BMW now looked home and dry. The Kristensen car led by three laps, with the second Bimmer driven by Dalmas, Pierluigi Martini and Jo Winkelhock following it up three laps in arrears. The Toyota that Brundle had put on pole had retired in the night, but the remaining GT-One with the all-Japanese line-up of Ukyo Katayama, Toshio Suzuki and the Keiichi Tsuchiya was just behind Dalmas and co in third. Mercedes was long since out of the race after withdrawing its remaining car after Peter Dumbreck’s aerial incident, the marque’s third of the event. Audi, meanwhile, was nowhere near the pace and Nissan never looked in the game.

Toyota had the quicker cars in the battle out at the front

Toyota had the quicker cars in the battle out at the front

BMW’s safety margin disappeared in the 21st hour with a problem of the freakish kind. The top of a rear damper wound itself off, the corner sat down in the Porsche Curves and Lehto headed for the wall. It didn’t help that part of the front anti-rollbar mechanism fell down as the front rose and jammed the throttle open. The BMW was out of the race on the spot.

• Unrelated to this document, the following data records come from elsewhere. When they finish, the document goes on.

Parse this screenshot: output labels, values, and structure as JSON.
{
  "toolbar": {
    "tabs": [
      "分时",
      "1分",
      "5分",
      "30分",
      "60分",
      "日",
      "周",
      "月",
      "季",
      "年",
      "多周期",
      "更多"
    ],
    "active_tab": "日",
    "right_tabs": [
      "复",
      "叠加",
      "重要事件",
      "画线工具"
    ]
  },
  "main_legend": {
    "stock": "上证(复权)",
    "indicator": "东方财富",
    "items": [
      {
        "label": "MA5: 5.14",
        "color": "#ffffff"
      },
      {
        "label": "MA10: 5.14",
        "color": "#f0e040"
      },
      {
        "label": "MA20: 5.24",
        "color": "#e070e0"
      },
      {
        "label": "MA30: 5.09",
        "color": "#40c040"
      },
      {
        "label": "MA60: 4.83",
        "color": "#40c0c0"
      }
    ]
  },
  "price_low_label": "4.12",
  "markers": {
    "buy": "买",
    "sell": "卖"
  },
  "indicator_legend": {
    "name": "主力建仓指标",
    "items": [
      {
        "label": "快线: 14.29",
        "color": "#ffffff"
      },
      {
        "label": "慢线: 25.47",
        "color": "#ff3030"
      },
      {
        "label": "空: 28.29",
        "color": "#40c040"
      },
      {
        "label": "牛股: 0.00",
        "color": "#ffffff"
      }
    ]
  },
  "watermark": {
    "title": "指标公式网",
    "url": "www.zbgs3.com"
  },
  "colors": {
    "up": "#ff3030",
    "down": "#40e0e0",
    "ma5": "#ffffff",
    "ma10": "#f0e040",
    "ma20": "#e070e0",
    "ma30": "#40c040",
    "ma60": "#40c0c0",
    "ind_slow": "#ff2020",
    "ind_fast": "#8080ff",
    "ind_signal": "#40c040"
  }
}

“After that I never accepted people saying, ‘You are going to win,’” says Kristensen. “I’d always tell them to shut up. Unexpected things happen at Le Mans.”

The unexpected resulted in a resumption of the BMW vs Toyota confrontation, now fought out by the slowest of the entries from each marque. The hares had made their exits and now it was the turn of what had been the tortoises.


Dalmas, as the team leader in what BMW liked to called the ‘jockeys’ car’ in reference to the height of its drivers, had urged caution from his less-experienced team-mates, much to the chagrin of Berger.

“Berger was very angry, but I told him if we push, we break the car”

“Our strategy was to save the car – we were patient,” recalls Dalmas. “When I got in the car for the second time, Berger came on the radio telling me to push. I think the first two times I didn’t reply. In the garage afterwards he was very angry, but I told him if we push, we break the car.”

Martini also questioned his team-mate’s call for restraint. “Pierluigi kept asking me when he could push,” remembers Dalmas. “I said, ‘Wait, wait, your time will come.’”

And come it did in those dramatic final hours. Katayama belied the earlier pace of the Japanese-crewed GT-One by setting fastest lap of the race in his pursuit of the BMW. Who would have won if the battle had run its course will never be known. With just 50 minutes left on the clock, the Japanese driver was forced onto the kerbs at the first chicane on the Mulsanne Straight. By a BMW! The culprit was amateur driver Thomas Bscher in the reworked and privately run ’98 V12 LM.

The resulting puncture for the Toyota and the time lost in the pits to repair bodywork damaged by a flailing tyre resulted in an unrepresentative one-lap margin in BMW’s favour.

A fourth and final  Le Mans win for Dalmas; a first and last for Winkelhock and Martini

A fourth and final Le Mans win for Dalmas; a first and last for Winkelhock and Martini

BMW’s calculations suggested the V12 LMR would have come out of the pits 15sec ahead after the final round of stops, but Toyota had the quicker car at this crucial stage. It was convinced that it would have won. Hans Reiter, the engineer on the winning car, doesn’t disagree.

“I’d come to the realisation that they were going to catch us,” he recalls. “I was so nervous I couldn’t hold my pencil.”